Jonathon Howard, head of corporate clients and chartered financial planner at Courtiers, told FTAdviser that he cannot see any real substance to the suggestion, which would be unlikely to progress under a a new government after May unless the incumbent pensions minister was still at the helm.

 Mr Webb said details were being drawn up by the Department for Work and Pensions and that he was seeking cross-party agreement for proposals that could be implemented by the next government, adding that “advice or guidance” would need to be made available to those seeking to sell up guaranteed income streams.

 Mr Howard agreed that proper advice would be crucial to avoid consumer losing out, but that this would further erode the lump sum received.

 “Until you get further down the line it will be impossible to know what the true value of your annuity contract is, but I suspect for providers to get involved on the scale needed to make these plans workable, the deals done would need to favour them.”

 While not all life insurers initially rejected the idea, many have picked apart the argument and called for better consideration of the risks involved, especially to those consumers at the lower end of the income scale.

 Mr Howard stated that larger providers with legacy back books built up through multiple acquisitions may welcome the opportunity to get rid of these long-term commitments.

 “Guaranteed annuity rates offered in the past are still crippling companies, so I reckon many would happily walk away for a cash payment, but I fear many of those most willing to do those deals would be those least likely to realise the true value of their annuity.”

 Andrew Pennie, marketing director at retirement adviser Intelligent Pensions, was also sceptical about the plans, agreeing that it is most likely to be those that are most desperate that will take up the offer, leading to poor outcomes and potentially more poor press for the industry.

 “Providers will have to make money if they are to do the marketing and administration for something like this, so I fear consumers won’t get fair value.”

 However, he conceded that there is likely to be demand from those happy to exchange their annuity contracts for cash - and this may well be matched by supply.

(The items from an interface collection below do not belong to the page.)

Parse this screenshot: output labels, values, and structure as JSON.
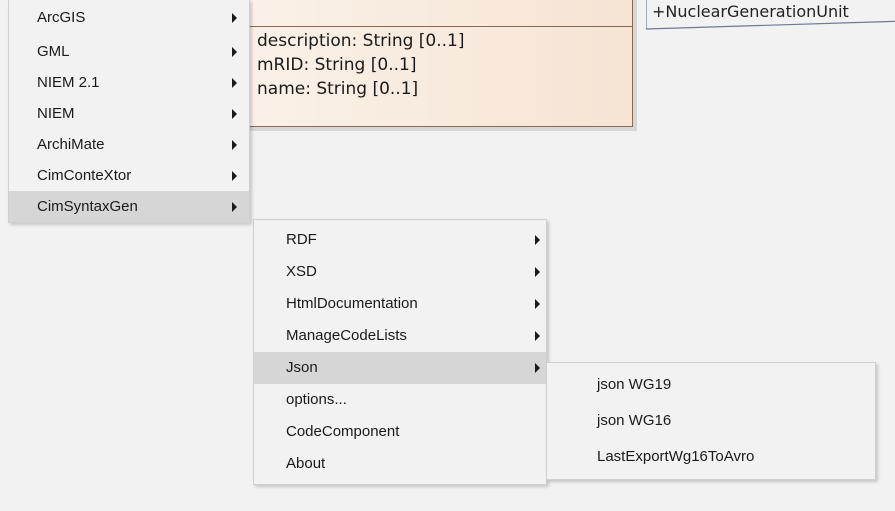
{
  "diagram": {
    "class_attributes": [
      "description: String [0..1]",
      "mRID: String [0..1]",
      "name: String [0..1]"
    ],
    "association_label": "+NuclearGenerationUnit"
  },
  "menu1": {
    "items": [
      {
        "label": "ArcGIS",
        "submenu": true
      },
      {
        "label": "GML",
        "submenu": true
      },
      {
        "label": "NIEM 2.1",
        "submenu": true
      },
      {
        "label": "NIEM",
        "submenu": true
      },
      {
        "label": "ArchiMate",
        "submenu": true
      },
      {
        "label": "CimConteXtor",
        "submenu": true
      },
      {
        "label": "CimSyntaxGen",
        "submenu": true,
        "active": true
      }
    ]
  },
  "menu2": {
    "items": [
      {
        "label": "RDF",
        "submenu": true
      },
      {
        "label": "XSD",
        "submenu": true
      },
      {
        "label": "HtmlDocumentation",
        "submenu": true
      },
      {
        "label": "ManageCodeLists",
        "submenu": true
      },
      {
        "label": "Json",
        "submenu": true,
        "active": true
      },
      {
        "label": "options...",
        "submenu": false
      },
      {
        "label": "CodeComponent",
        "submenu": false
      },
      {
        "label": "About",
        "submenu": false
      }
    ]
  },
  "menu3": {
    "items": [
      {
        "label": "json WG19"
      },
      {
        "label": "json WG16"
      },
      {
        "label": "LastExportWg16ToAvro"
      }
    ]
  }
}
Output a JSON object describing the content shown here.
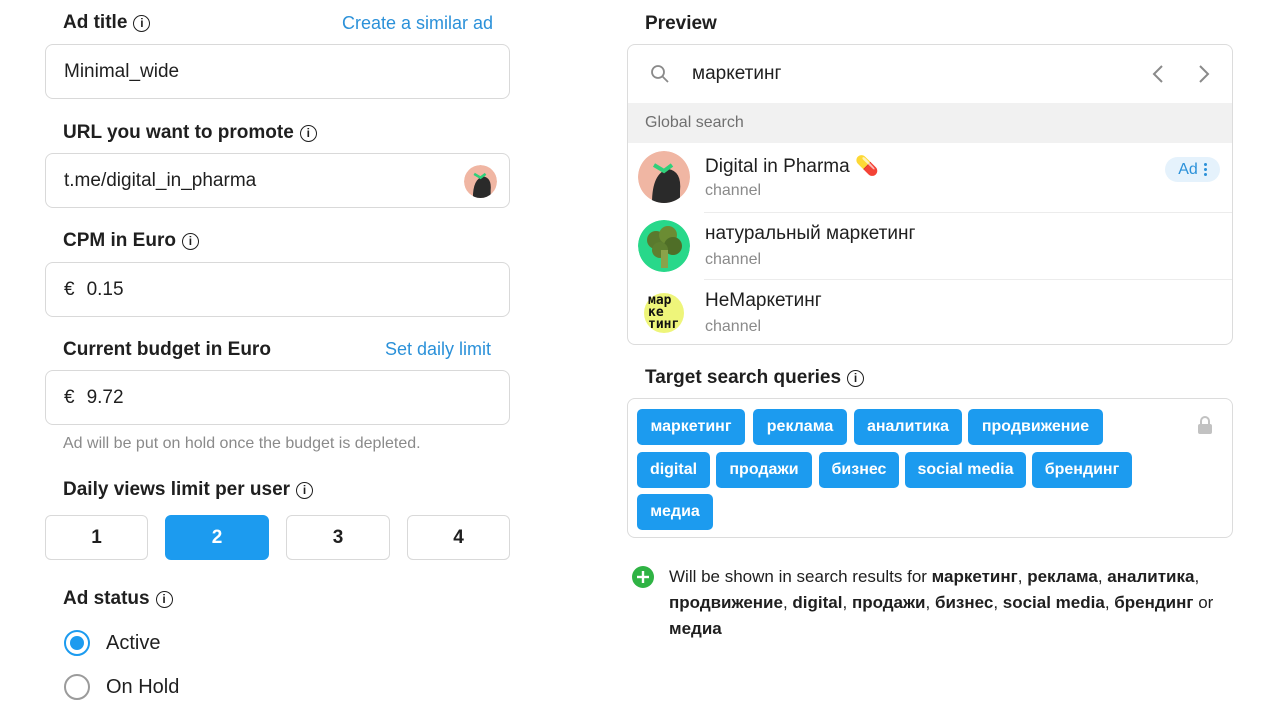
{
  "form": {
    "ad_title": {
      "label": "Ad title",
      "link": "Create a similar ad",
      "value": "Minimal_wide"
    },
    "url": {
      "label": "URL you want to promote",
      "value": "t.me/digital_in_pharma"
    },
    "cpm": {
      "label": "CPM in Euro",
      "currency": "€",
      "value": "0.15"
    },
    "budget": {
      "label": "Current budget in Euro",
      "link": "Set daily limit",
      "currency": "€",
      "value": "9.72",
      "hint": "Ad will be put on hold once the budget is depleted."
    },
    "daily_views": {
      "label": "Daily views limit per user",
      "options": [
        "1",
        "2",
        "3",
        "4"
      ],
      "selected": "2"
    },
    "status": {
      "label": "Ad status",
      "options": [
        "Active",
        "On Hold"
      ],
      "selected": "Active"
    }
  },
  "preview": {
    "title": "Preview",
    "search_query": "маркетинг",
    "section": "Global search",
    "results": [
      {
        "name": "Digital in Pharma",
        "emoji": "💊",
        "type": "channel",
        "badge": "Ad"
      },
      {
        "name": "натуральный маркетинг",
        "type": "channel"
      },
      {
        "name": "НеМаркетинг",
        "type": "channel",
        "logo_text": [
          "мар",
          "ке",
          "тинг"
        ]
      }
    ]
  },
  "targets": {
    "label": "Target search queries",
    "chips": [
      "маркетинг",
      "реклама",
      "аналитика",
      "продвижение",
      "digital",
      "продажи",
      "бизнес",
      "social media",
      "брендинг",
      "медиа"
    ],
    "note_prefix": "Will be shown in search results for",
    "note_or": "or"
  },
  "colors": {
    "accent": "#1c9bef",
    "link": "#2b91d9",
    "success": "#2fb344",
    "muted": "#8a8a8a"
  },
  "icons": {
    "info": "i",
    "search": "search-icon",
    "prev": "chevron-left-icon",
    "next": "chevron-right-icon",
    "lock": "lock-icon",
    "plus": "plus-circle-icon"
  }
}
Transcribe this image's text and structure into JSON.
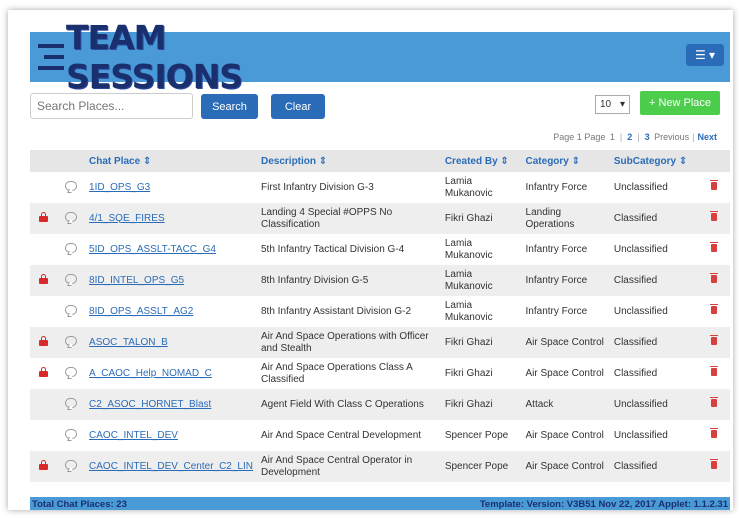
{
  "app": {
    "logo_text": "TEAM SESSIONS"
  },
  "search": {
    "placeholder": "Search Places...",
    "search_label": "Search",
    "clear_label": "Clear"
  },
  "page_size": "10",
  "new_place_label": "+ New Place",
  "pagination": {
    "page_label": "Page",
    "current": "1",
    "page_label2": "Page",
    "pages": [
      "1",
      "2",
      "3"
    ],
    "previous_label": "Previous",
    "next_label": "Next"
  },
  "table": {
    "columns": {
      "chat_place": "Chat Place",
      "description": "Description",
      "created_by": "Created By",
      "category": "Category",
      "subcategory": "SubCategory"
    },
    "sort_icon": "sort-icon",
    "rows": [
      {
        "locked": false,
        "place": "1ID_OPS_G3",
        "description": "First Infantry Division G-3",
        "created_by": "Lamia Mukanovic",
        "category": "Infantry Force",
        "subcategory": "Unclassified"
      },
      {
        "locked": true,
        "place": "4/1_SQE_FIRES",
        "description": "Landing 4 Special #OPPS No Classification",
        "created_by": "Fikri Ghazi",
        "category": "Landing Operations",
        "subcategory": "Classified"
      },
      {
        "locked": false,
        "place": "5ID_OPS_ASSLT-TACC_G4",
        "description": "5th Infantry Tactical Division G-4",
        "created_by": "Lamia Mukanovic",
        "category": "Infantry Force",
        "subcategory": "Unclassified"
      },
      {
        "locked": true,
        "place": "8ID_INTEL_OPS_G5",
        "description": "8th Infantry Division G-5",
        "created_by": "Lamia Mukanovic",
        "category": "Infantry Force",
        "subcategory": "Classified"
      },
      {
        "locked": false,
        "place": "8ID_OPS_ASSLT_AG2",
        "description": "8th Infantry Assistant Division G-2",
        "created_by": "Lamia Mukanovic",
        "category": "Infantry Force",
        "subcategory": "Unclassified"
      },
      {
        "locked": true,
        "place": "ASOC_TALON_B",
        "description": "Air And Space Operations with Officer and Stealth",
        "created_by": "Fikri Ghazi",
        "category": "Air Space Control",
        "subcategory": "Classified"
      },
      {
        "locked": true,
        "place": "A_CAOC_Help_NOMAD_C",
        "description": "Air And Space Operations Class A Classified",
        "created_by": "Fikri Ghazi",
        "category": "Air Space Control",
        "subcategory": "Classified"
      },
      {
        "locked": false,
        "place": "C2_ASOC_HORNET_Blast",
        "description": "Agent Field With Class C Operations",
        "created_by": "Fikri Ghazi",
        "category": "Attack",
        "subcategory": "Unclassified"
      },
      {
        "locked": false,
        "place": "CAOC_INTEL_DEV",
        "description": "Air And Space Central Development",
        "created_by": "Spencer Pope",
        "category": "Air Space Control",
        "subcategory": "Unclassified"
      },
      {
        "locked": true,
        "place": "CAOC_INTEL_DEV_Center_C2_LIN",
        "description": "Air And Space Central Operator in Development",
        "created_by": "Spencer Pope",
        "category": "Air Space Control",
        "subcategory": "Classified"
      }
    ]
  },
  "footer": {
    "total": "Total Chat Places: 23",
    "template_info": "Template: Version: V3B51 Nov 22, 2017  Applet: 1.1.2.31"
  },
  "colors": {
    "header_blue": "#4a9ad8",
    "button_blue": "#2a6cb8",
    "new_green": "#4ccd4c",
    "lock_red": "#d82a2a"
  }
}
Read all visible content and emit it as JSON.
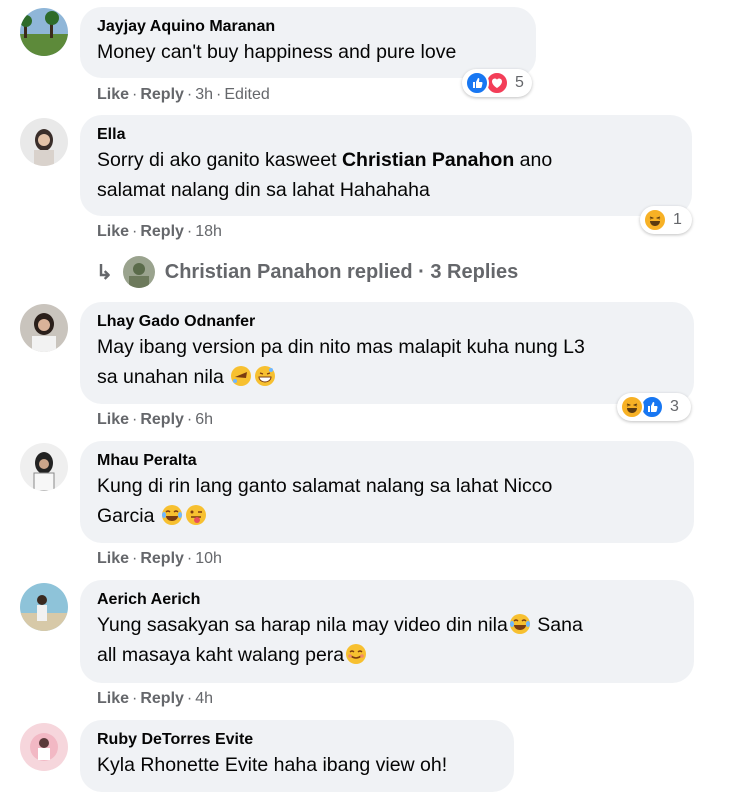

 “I also think that it is consistent with the freedom and choice reforms, so I don’t see why a government of another colour wouldn’t continue to push these plans through.”